PALM BEACH GARDENS, Fla. -- The Tiger Woods of a different time may very well have walked off the Champions course at PGA National on Saturday in a foul mood, annoyed at the opportunities missed and the mistakes made.
There were all those birdie putts that did not drop, then bogeys on two of the closing par-3s when the wind and water got the best of him.
A 1-under-par 69 in the third round of the Honda Classic was "probably the highest score I could have shot,'' Woods said.
And yet he was pleased.
Perhaps one of the best signs so far in Woods' comeback from spinal fusion surgery is the level of patience and tempered expectations that he has brought into the arena. He lost ground on the leaders, and to think he can win in just his fourth tournament back is a stretch.
But the signs of success were there.
Woods shot his first score in the 60s this year, and he hit his highest number of fairways (nine) and greens (14) of any of his nine rounds and finished the third round of the Honda Classic in a tie for 11th.
"I really hit it good,'' Woods said. "I really had nice control of it today. If I could have just made a few more putts on the front nine, could have got the round started. I got the round started with a par putt on 12. Overall I feel very pleased to shoot something in the red and give myself a chance going into tomorrow, see what happens.''
With conditions slightly easier than they had been the first two days, scoring was better. Luke List stayed atop the leaderboard by shooting 4-under-par 66 to finish at 203, 7 under par. Justin Thomas is a shot back along with Webb Simpson. Woods is seven strokes off the lead.
There has been improvement in Woods' driving and proximity to the hole with approach shots -- his average of 29 feet ranks second in the field this week. A week ago at the Genesis Open, Woods hit just 16 of 36 greens in regulation. He hit 13 on Saturday and has hit 34 out of 54 for the week.
Woods had 14 putts at birdie during the third round, all but one inside of 25 feet.
"I thought he played really well,'' said Jason Dufner, the 2013 PGA champion who played with Woods on Saturday and has played several practice rounds with him. "I played with him a bunch before he went to San Diego (where he tied for 23rd at the Farmers Insurance Open) and L.A. (where he missed the cut) at Medalist so I'm kind of familiar with where he's at and how he's going.
"The stuff I saw at home was a little bit better than I saw in San Diego and L.A., but I think he's starting to get the wheels going a little bit and figuring out how to play golf again. And there's a lot involved in playing out here on the PGA Tour, more than you guys think you know or anybody knows. Today was closer to what I saw in our casual rounds, which is a good indication that he's on his way to playing some good golf.''
Woods did not make his first bogey until arriving at the vaunted Bear Trap. On Friday, he hit a ball in the water off the tee at the par-4 15th, leading to a double-bogey, then bogeyed the 16th hole by 3-putting.

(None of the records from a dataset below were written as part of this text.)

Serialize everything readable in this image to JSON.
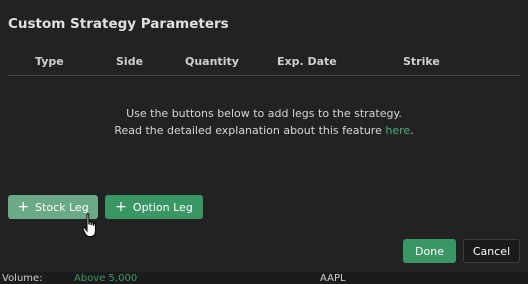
{
  "modal": {
    "title": "Custom Strategy Parameters",
    "columns": [
      "Type",
      "Side",
      "Quantity",
      "Exp. Date",
      "Strike"
    ],
    "empty_line1": "Use the buttons below to add legs to the strategy.",
    "empty_line2_prefix": "Read the detailed explanation about this feature ",
    "empty_line2_link": "here",
    "empty_line2_suffix": ".",
    "add_stock_leg": "Stock Leg",
    "add_option_leg": "Option Leg",
    "plus_symbol": "+",
    "done": "Done",
    "cancel": "Cancel"
  },
  "background": {
    "label": "Volume:",
    "value": "Above 5,000",
    "ticker": "AAPL"
  },
  "colors": {
    "accent_green": "#3a9765",
    "hover_green": "#6aaa86",
    "link_green": "#4caf7a"
  },
  "icons": {
    "cursor": "hand-pointer-icon"
  }
}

On Saturday, he wasn't going in the water. Woods pulled his tee shot into an impossible position and yet nearly pulled off a great chip shot. "He almost pulled off a flop shot that would have been stupid good,'' Dufner said.
Woods also bogeyed the par-3 17th, again steering clear of the water and leaving himself a tough flop shot.
But he rebounded with a birdie at the par-5 18th -- his first in par-5s for the week, hitting a 235-yard iron shot out of a fairway bunker, pin high but just off the green. He chipped up close for birdie.
"He seems to be getting better each day,'' said caddie Joe LaCava.
Sunday brings another challenge: a final round that matters, with numerous obstacles, including a seven-shot deficit and 10 players in front of him.
"I'm excited about it,'' he said. "I've got a shot going into tomorrow. My job is to go out and post a number.''